* **TASK STATEMENT**: Omitting the pictures, print every line below exactly as it stands.

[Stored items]
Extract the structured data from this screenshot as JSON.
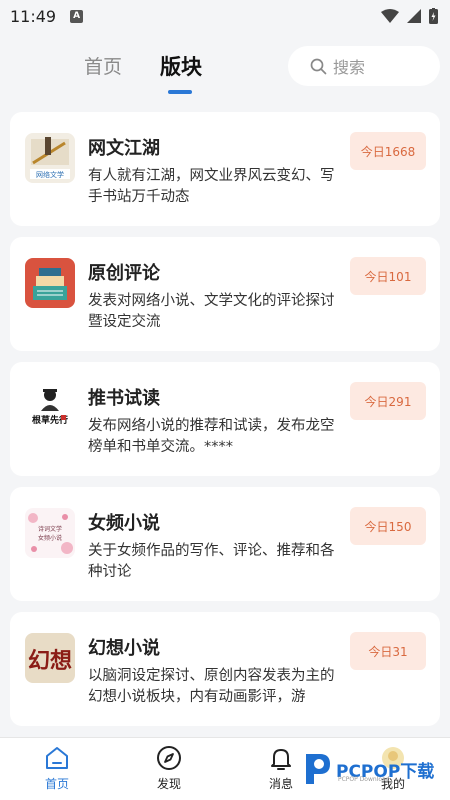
{
  "status_bar": {
    "time": "11:49",
    "indicator": "A"
  },
  "header": {
    "tabs": [
      {
        "label": "首页",
        "active": false
      },
      {
        "label": "版块",
        "active": true
      }
    ],
    "search_placeholder": "搜索",
    "accent_color": "#2a78d6"
  },
  "boards": [
    {
      "title": "网文江湖",
      "desc": "有人就有江湖，网文业界风云变幻、写手书站万千动态",
      "badge": "今日1668",
      "icon": "网络文学-icon"
    },
    {
      "title": "原创评论",
      "desc": "发表对网络小说、文学文化的评论探讨暨设定交流",
      "badge": "今日101",
      "icon": "books-icon"
    },
    {
      "title": "推书试读",
      "desc": "发布网络小说的推荐和试读，发布龙空榜单和书单交流。****",
      "badge": "今日291",
      "icon": "根草先行-icon"
    },
    {
      "title": "女频小说",
      "desc": "关于女频作品的写作、评论、推荐和各种讨论",
      "badge": "今日150",
      "icon": "female-novel-icon"
    },
    {
      "title": "幻想小说",
      "desc": "以脑洞设定探讨、原创内容发表为主的幻想小说板块，内有动画影评，游",
      "badge": "今日31",
      "icon": "幻想-icon"
    }
  ],
  "icon_texts": {
    "wangwen": "网络文学",
    "tuishu": "根草先行",
    "nvpin_1": "诗词文学",
    "nvpin_2": "女频小说",
    "huanxiang": "幻想"
  },
  "bottom_nav": [
    {
      "label": "首页",
      "active": true
    },
    {
      "label": "发现",
      "active": false
    },
    {
      "label": "消息",
      "active": false
    },
    {
      "label": "我的",
      "active": false
    }
  ],
  "watermark": {
    "brand": "PCPOP",
    "cn": "下载",
    "sub": "PCPOP Download"
  }
}
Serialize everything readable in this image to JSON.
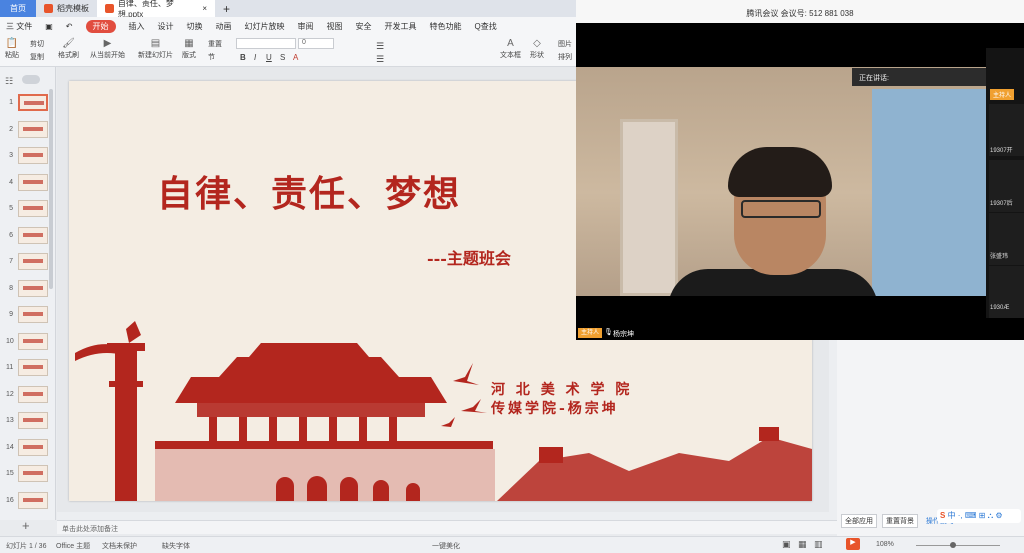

* **SOLVED EXERCISE**:
Extract the structured data from this screenshot as JSON.
{
  "status_bar": {
    "time": "11:49",
    "indicator": "A"
  },
  "header": {
    "tabs": [
      {
        "label": "首页",
        "active": false
      },
      {
        "label": "版块",
        "active": true
      }
    ],
    "search_placeholder": "搜索",
    "accent_color": "#2a78d6"
  },
  "boards": [
    {
      "title": "网文江湖",
      "desc": "有人就有江湖，网文业界风云变幻、写手书站万千动态",
      "badge": "今日1668",
      "icon": "网络文学-icon"
    },
    {
      "title": "原创评论",
      "desc": "发表对网络小说、文学文化的评论探讨暨设定交流",
      "badge": "今日101",
      "icon": "books-icon"
    },
    {
      "title": "推书试读",
      "desc": "发布网络小说的推荐和试读，发布龙空榜单和书单交流。****",
      "badge": "今日291",
      "icon": "根草先行-icon"
    },
    {
      "title": "女频小说",
      "desc": "关于女频作品的写作、评论、推荐和各种讨论",
      "badge": "今日150",
      "icon": "female-novel-icon"
    },
    {
      "title": "幻想小说",
      "desc": "以脑洞设定探讨、原创内容发表为主的幻想小说板块，内有动画影评，游",
      "badge": "今日31",
      "icon": "幻想-icon"
    }
  ],
  "icon_texts": {
    "wangwen": "网络文学",
    "tuishu": "根草先行",
    "nvpin_1": "诗词文学",
    "nvpin_2": "女频小说",
    "huanxiang": "幻想"
  },
  "bottom_nav": [
    {
      "label": "首页",
      "active": true
    },
    {
      "label": "发现",
      "active": false
    },
    {
      "label": "消息",
      "active": false
    },
    {
      "label": "我的",
      "active": false
    }
  ],
  "watermark": {
    "brand": "PCPOP",
    "cn": "下载",
    "sub": "PCPOP Download"
  }
}
Serialize everything readable in this image to JSON.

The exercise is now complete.